The last criterion to have an enforceable separation agreement is compliance with the law of contract. Your agreement will not survive if it has terms that are illegal. And there are terms that are illegal on separation agreement. You cannot, for example, require that your former spouse remain chaste. That is specifically prohibited. There are other things that are prohibited. If you speak to a lawyer about your separation agreement, that lawyer will make sure you do not include any terms that are illegal. The lawyer also makes sure you don’t run into any other problem under the law of contract such as the concept of “mistake”, or that you or the other party made a contract over something that you had no right to contact over.
There are some additional concerns, specifically in relation to separation agreement, that can cause problems. Those relate to the manner in which the agreement was negotiated. Judges will not uphold a separation agreement if it was negotiated while one party was under duress or there was a significant power imbalance during the negotiation. Minor or little issues are not sufficient to create concerns under these categories. But, again, both parties having lawyers ensures that these sorts of situations do not exist at all and there is nothing that a judge could be concerned about in the future.
Another significant consideration about the negotiation is that separation agreements are forward looking documents. To deal with things that are happening in the future and that are expected to keep going on in the future.

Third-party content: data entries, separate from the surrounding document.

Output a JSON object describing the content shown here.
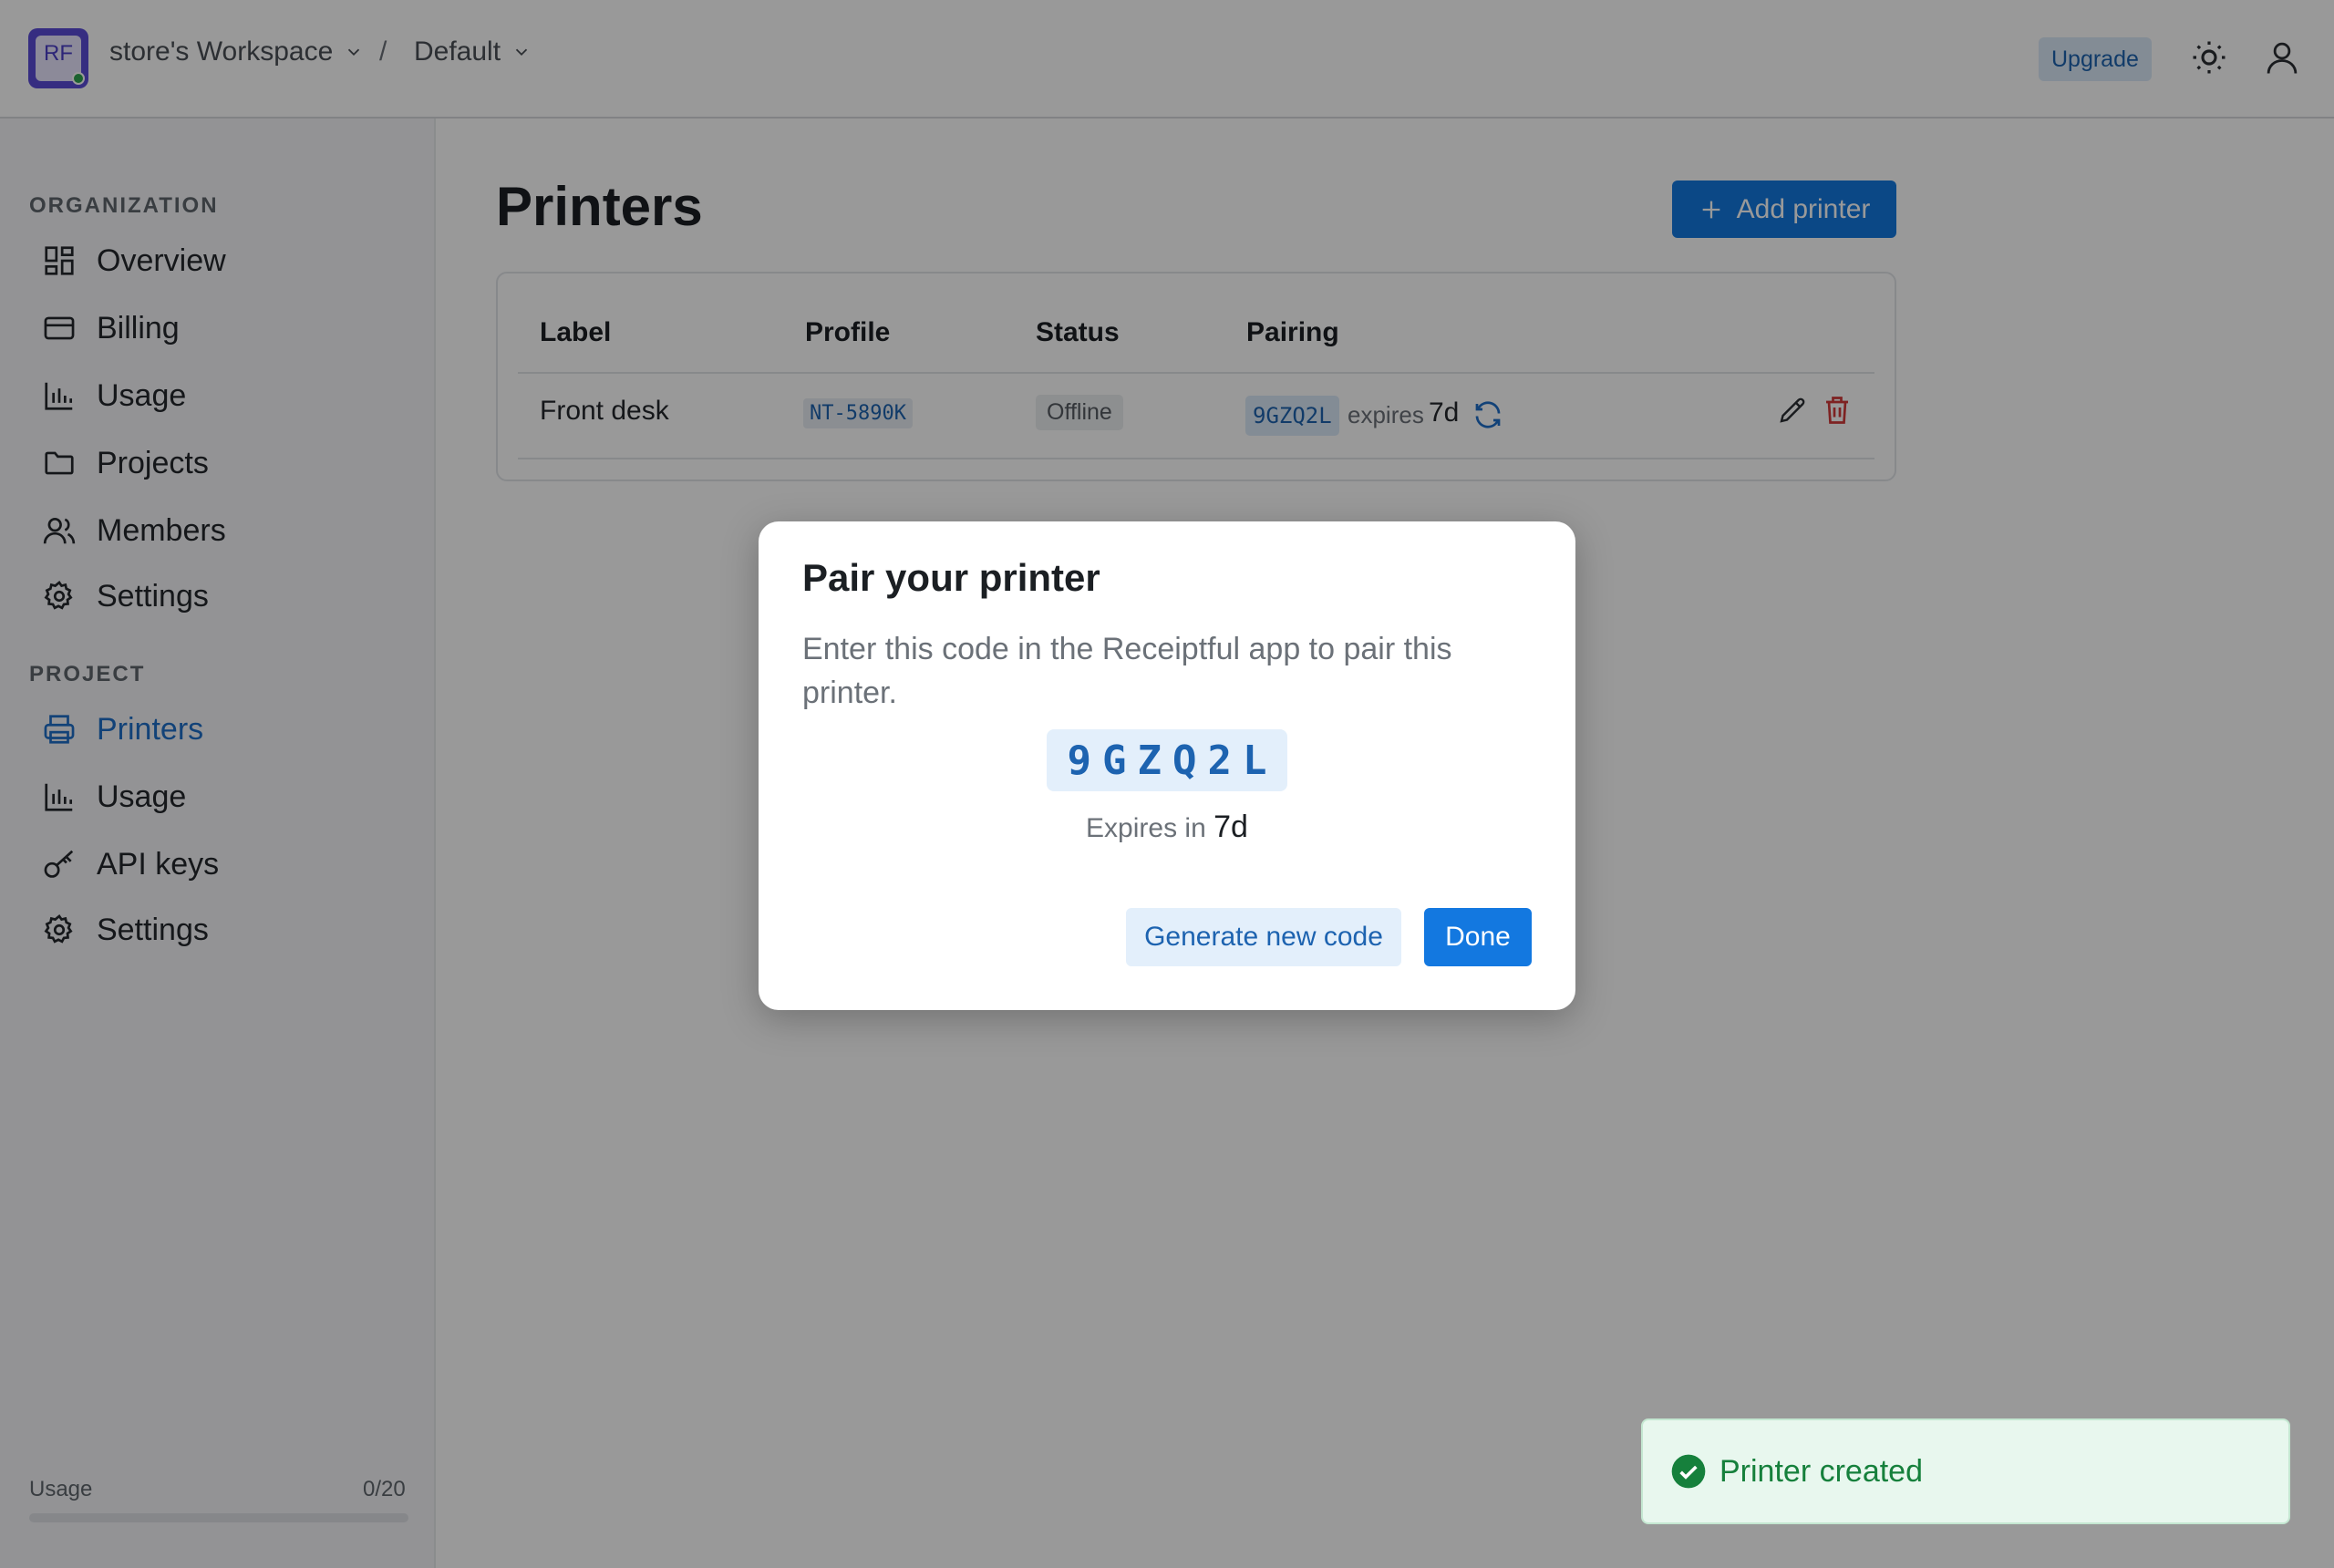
{
  "header": {
    "logo_text": "RF",
    "workspace": "store's Workspace",
    "separator": "/",
    "project": "Default",
    "upgrade_label": "Upgrade"
  },
  "sidebar": {
    "org_title": "ORGANIZATION",
    "org_items": [
      {
        "label": "Overview",
        "icon": "grid-icon"
      },
      {
        "label": "Billing",
        "icon": "credit-card-icon"
      },
      {
        "label": "Usage",
        "icon": "bar-chart-icon"
      },
      {
        "label": "Projects",
        "icon": "folder-icon"
      },
      {
        "label": "Members",
        "icon": "users-icon"
      },
      {
        "label": "Settings",
        "icon": "gear-icon"
      }
    ],
    "project_title": "PROJECT",
    "project_items": [
      {
        "label": "Printers",
        "icon": "printer-icon",
        "active": true
      },
      {
        "label": "Usage",
        "icon": "bar-chart-icon"
      },
      {
        "label": "API keys",
        "icon": "key-icon"
      },
      {
        "label": "Settings",
        "icon": "gear-icon"
      }
    ],
    "usage": {
      "label": "Usage",
      "count": "0/20",
      "fraction": 0
    }
  },
  "main": {
    "title": "Printers",
    "add_button": "Add printer",
    "table": {
      "columns": [
        "Label",
        "Profile",
        "Status",
        "Pairing"
      ],
      "rows": [
        {
          "label": "Front desk",
          "profile": "NT-5890K",
          "status": "Offline",
          "pairing_code": "9GZQ2L",
          "expires_label": "expires",
          "expires_value": "7d"
        }
      ]
    }
  },
  "modal": {
    "title": "Pair your printer",
    "description": "Enter this code in the Receiptful app to pair this printer.",
    "code": "9GZQ2L",
    "expires_label": "Expires in",
    "expires_value": "7d",
    "secondary_button": "Generate new code",
    "primary_button": "Done"
  },
  "toast": {
    "message": "Printer created"
  },
  "colors": {
    "accent": "#1378e0",
    "success": "#16803c",
    "danger": "#d23a3a"
  }
}
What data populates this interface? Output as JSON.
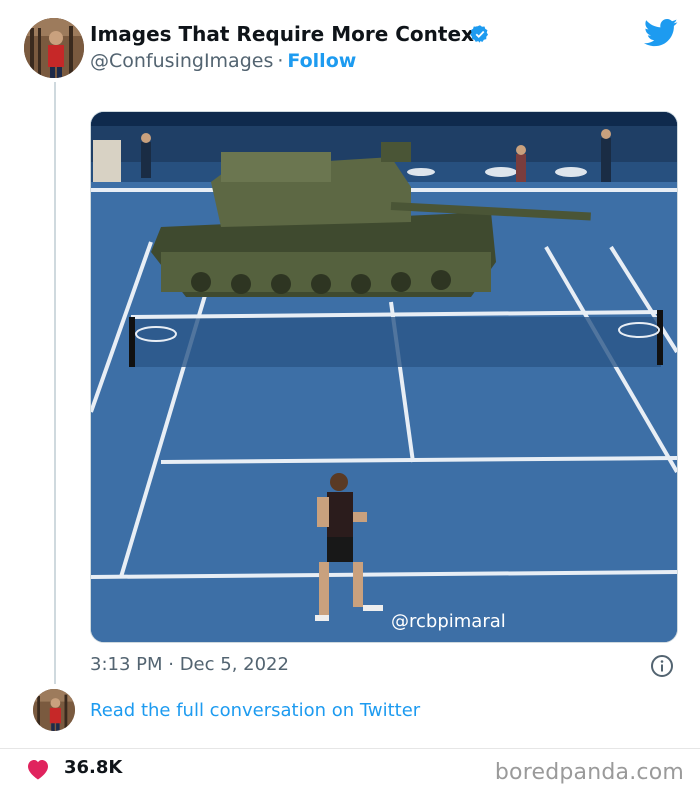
{
  "tweet": {
    "display_name": "Images That Require More Context",
    "handle": "@ConfusingImages",
    "separator": "·",
    "follow_label": "Follow",
    "timestamp": "3:13 PM · Dec 5, 2022",
    "media_watermark": "@rcbpimaral",
    "media_description_icon": "tank-on-tennis-court-image",
    "verified_icon": "verified-badge-icon",
    "platform_icon": "twitter-bird-icon",
    "info_icon": "info-icon"
  },
  "conversation": {
    "link_label": "Read the full conversation on Twitter"
  },
  "footer": {
    "likes": "36.8K",
    "like_icon": "heart-icon",
    "brand": "boredpanda.com"
  },
  "colors": {
    "twitter_blue": "#1d9bf0",
    "heart_red": "#e0245e",
    "court_blue": "#3b6fa8"
  }
}
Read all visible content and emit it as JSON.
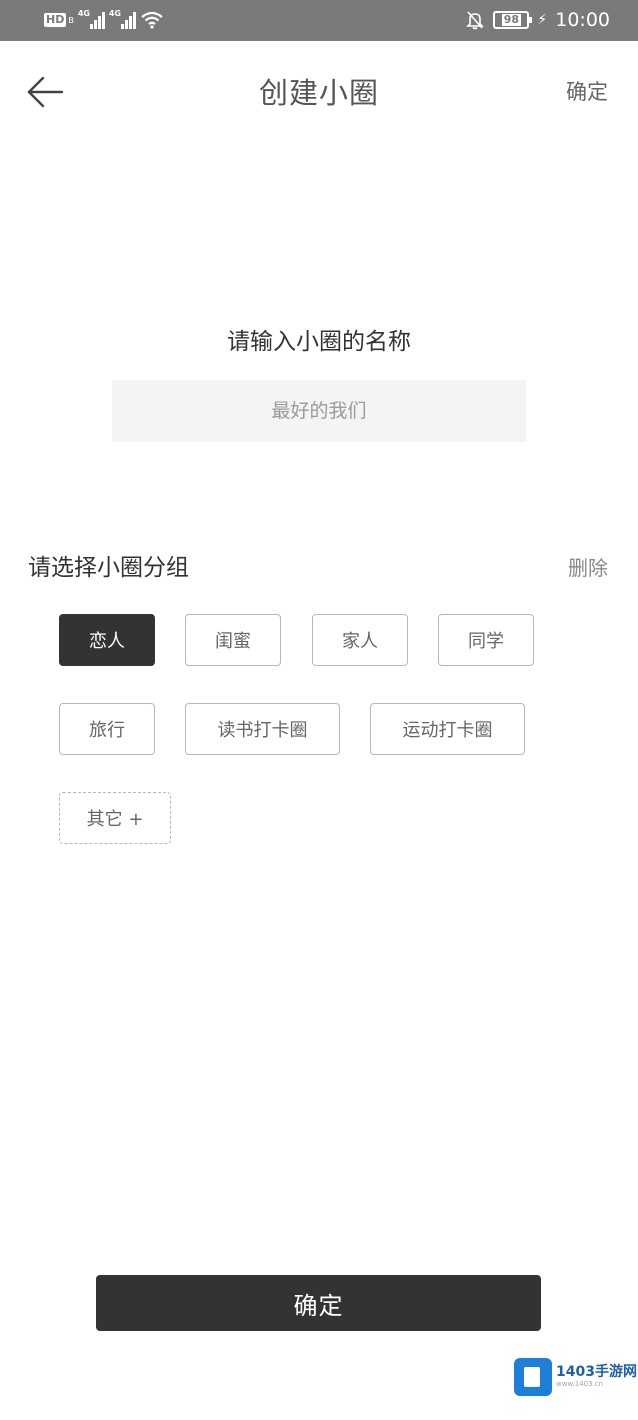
{
  "status_bar": {
    "hd_label": "HD",
    "hd_sub": "B",
    "signal_1_tag": "4G",
    "signal_2_tag": "4G",
    "battery": "98",
    "time": "10:00"
  },
  "nav": {
    "title": "创建小圈",
    "confirm_label": "确定"
  },
  "name_section": {
    "prompt": "请输入小圈的名称",
    "input_placeholder": "最好的我们",
    "input_value": ""
  },
  "group_section": {
    "title": "请选择小圈分组",
    "delete_label": "删除",
    "tags": [
      {
        "label": "恋人",
        "selected": true
      },
      {
        "label": "闺蜜",
        "selected": false
      },
      {
        "label": "家人",
        "selected": false
      },
      {
        "label": "同学",
        "selected": false
      },
      {
        "label": "旅行",
        "selected": false
      },
      {
        "label": "读书打卡圈",
        "selected": false
      },
      {
        "label": "运动打卡圈",
        "selected": false
      }
    ],
    "other_label": "其它 +"
  },
  "bottom": {
    "confirm_label": "确定"
  },
  "watermark": {
    "main": "1403手游网",
    "sub": "www.1403.cn"
  },
  "colors": {
    "status_bar_bg": "#7a7a7a",
    "primary_dark": "#333333",
    "input_bg": "#f2f4f6",
    "tag_border": "#b8b8b8"
  }
}
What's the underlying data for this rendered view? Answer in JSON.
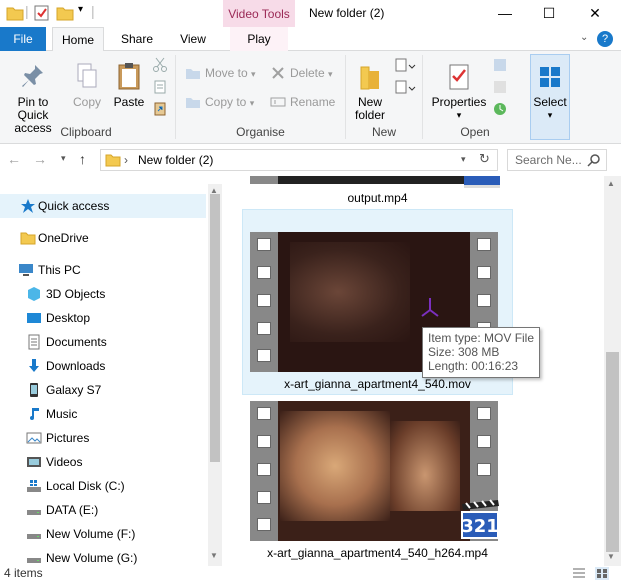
{
  "titlebar": {
    "context_tab": "Video Tools",
    "title": "New folder (2)",
    "minimize": "—",
    "maximize": "☐",
    "close": "✕"
  },
  "tabs": {
    "file": "File",
    "home": "Home",
    "share": "Share",
    "view": "View",
    "play": "Play",
    "help": "?"
  },
  "ribbon": {
    "clipboard": {
      "label": "Clipboard",
      "pin": "Pin to Quick access",
      "copy": "Copy",
      "paste": "Paste"
    },
    "organise": {
      "label": "Organise",
      "move_to": "Move to",
      "copy_to": "Copy to",
      "delete": "Delete",
      "rename": "Rename"
    },
    "new": {
      "label": "New",
      "new_folder": "New folder"
    },
    "open": {
      "label": "Open",
      "properties": "Properties"
    },
    "select": {
      "label": "Select"
    }
  },
  "address": {
    "breadcrumb_sep": "›",
    "path": "New folder (2)",
    "search_placeholder": "Search Ne..."
  },
  "nav": {
    "items": [
      {
        "label": "Quick access"
      },
      {
        "label": "OneDrive"
      },
      {
        "label": "This PC"
      },
      {
        "label": "3D Objects"
      },
      {
        "label": "Desktop"
      },
      {
        "label": "Documents"
      },
      {
        "label": "Downloads"
      },
      {
        "label": "Galaxy S7"
      },
      {
        "label": "Music"
      },
      {
        "label": "Pictures"
      },
      {
        "label": "Videos"
      },
      {
        "label": "Local Disk (C:)"
      },
      {
        "label": "DATA (E:)"
      },
      {
        "label": "New Volume (F:)"
      },
      {
        "label": "New Volume (G:)"
      }
    ]
  },
  "files": [
    {
      "name": "output.mp4"
    },
    {
      "name": "x-art_gianna_apartment4_540.mov"
    },
    {
      "name": "x-art_gianna_apartment4_540_h264.mp4"
    }
  ],
  "tooltip": {
    "type": "Item type: MOV File",
    "size": "Size: 308 MB",
    "length": "Length: 00:16:23"
  },
  "status": {
    "count": "4 items"
  },
  "colors": {
    "accent": "#1979ca",
    "context_tab_bg": "#f7dbe8",
    "selection": "#e5f3fb"
  }
}
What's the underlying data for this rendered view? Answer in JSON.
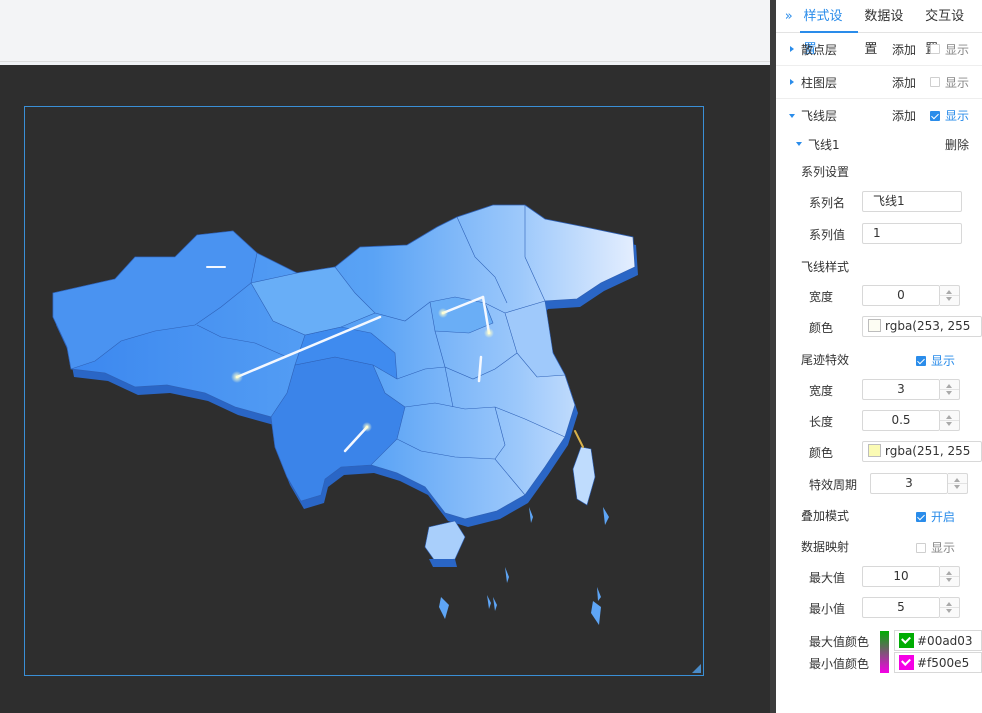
{
  "tabs": [
    "样式设置",
    "数据设置",
    "交互设置"
  ],
  "active_tab": 0,
  "collapse_glyph": "»",
  "layers": [
    {
      "name": "散点层",
      "add": "添加",
      "show": "显示",
      "checked": false,
      "expanded": false
    },
    {
      "name": "柱图层",
      "add": "添加",
      "show": "显示",
      "checked": false,
      "expanded": false
    },
    {
      "name": "飞线层",
      "add": "添加",
      "show": "显示",
      "checked": true,
      "expanded": true
    }
  ],
  "flyline": {
    "item_name": "飞线1",
    "delete": "删除",
    "series_section": "系列设置",
    "series_name_label": "系列名",
    "series_name_value": "飞线1",
    "series_value_label": "系列值",
    "series_value_value": "1",
    "style_section": "飞线样式",
    "width_label": "宽度",
    "width_value": "0",
    "color_label": "颜色",
    "color_value": "rgba(253, 255",
    "color_swatch": "#fdfdf3",
    "trail_section": "尾迹特效",
    "trail_show": "显示",
    "trail_width_label": "宽度",
    "trail_width_value": "3",
    "trail_length_label": "长度",
    "trail_length_value": "0.5",
    "trail_color_label": "颜色",
    "trail_color_value": "rgba(251, 255",
    "trail_color_swatch": "#fbfbb4",
    "period_label": "特效周期",
    "period_value": "3",
    "blend_label": "叠加模式",
    "blend_toggle": "开启",
    "mapping_label": "数据映射",
    "mapping_show": "显示",
    "max_label": "最大值",
    "max_value": "10",
    "min_label": "最小值",
    "min_value": "5",
    "max_color_label": "最大值颜色",
    "max_color_value": "#00ad03",
    "min_color_label": "最小值颜色",
    "min_color_value": "#f500e5"
  },
  "colors": {
    "accent": "#2a8cea",
    "stage_bg": "#2e2e2e",
    "frame_border": "#3a8fd6",
    "max_color": "#00ad03",
    "min_color": "#f500e5"
  }
}
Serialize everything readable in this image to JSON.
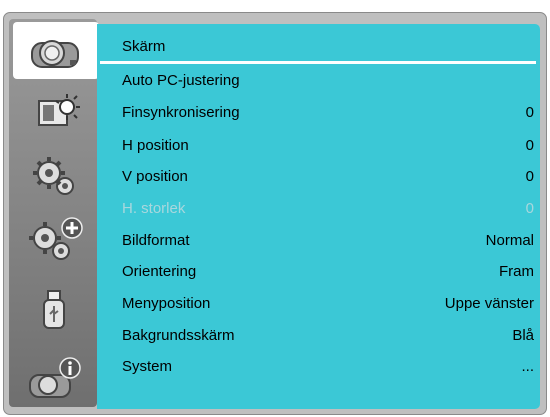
{
  "menu": {
    "title": "Skärm",
    "items": [
      {
        "label": "Auto PC-justering",
        "value": ""
      },
      {
        "label": "Finsynkronisering",
        "value": "0"
      },
      {
        "label": "H position",
        "value": "0"
      },
      {
        "label": "V position",
        "value": "0"
      },
      {
        "label": "H. storlek",
        "value": "0",
        "disabled": true
      },
      {
        "label": "Bildformat",
        "value": "Normal"
      },
      {
        "label": "Orientering",
        "value": "Fram"
      },
      {
        "label": "Menyposition",
        "value": "Uppe vänster"
      },
      {
        "label": "Bakgrundsskärm",
        "value": "Blå"
      },
      {
        "label": "System",
        "value": "..."
      }
    ]
  },
  "sidebar": {
    "tabs": [
      {
        "icon": "projector-icon",
        "active": true
      },
      {
        "icon": "image-brightness-icon"
      },
      {
        "icon": "gears-icon"
      },
      {
        "icon": "gears-plus-icon"
      },
      {
        "icon": "usb-drive-icon"
      },
      {
        "icon": "projector-info-icon"
      }
    ]
  },
  "colors": {
    "panel": "#3bc8d6",
    "disabled_text": "#a8d7dd",
    "frame": "#bfbfbf"
  }
}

In marriage, you made vows to stand by your partner for the rest of your life, but your separation agreement is potentially ending that commitment. So your agreement must take into account all the facts that may have gone on until the end of your life. Separation agreements can be set aside if they do not contemplate a difficult set of circumstances in the future. This is a particularly important thing to be concerned about if your agreement contains a spousal support release or places limits on the amount of spousal support that will be paid. In order to provide some certainty that those terms will not be changed, the negotiation, and the agreement, must specifically contemplate all the circumstances that would otherwise give rise to a change in the agreement, show that you have considered those circumstances, and that having considered them you do not want the agreement to be changed.
During the negotiations, and you speaking with your lawyer, and the signing of the agreement, you must think about your future and all the things that could happen and be satisfied that those circumstances should not result in a change in the agreement.
Separation agreements are great and they are usually the best way to bring finality to your relationship with your former spouse and all the issues related to that relationship. However, to ensure that the agreement is final, and brings the finality that you want and need, you have to do the required steps and make sure you have a valid and enforceable separation agreement.
[Podcast #24] How to Have a Valid and Enforceable Separation Agreement
This is in the Ontario Family Law Podcast. My name is John Schuman. You can reach me by calling 416-446-5847 or at our website DevryLaw.ca. Look on our website, or on iTunes for many other Podcasts in these series. We will talk again soon about other family law and children’s rights issues.
Thanks for listening.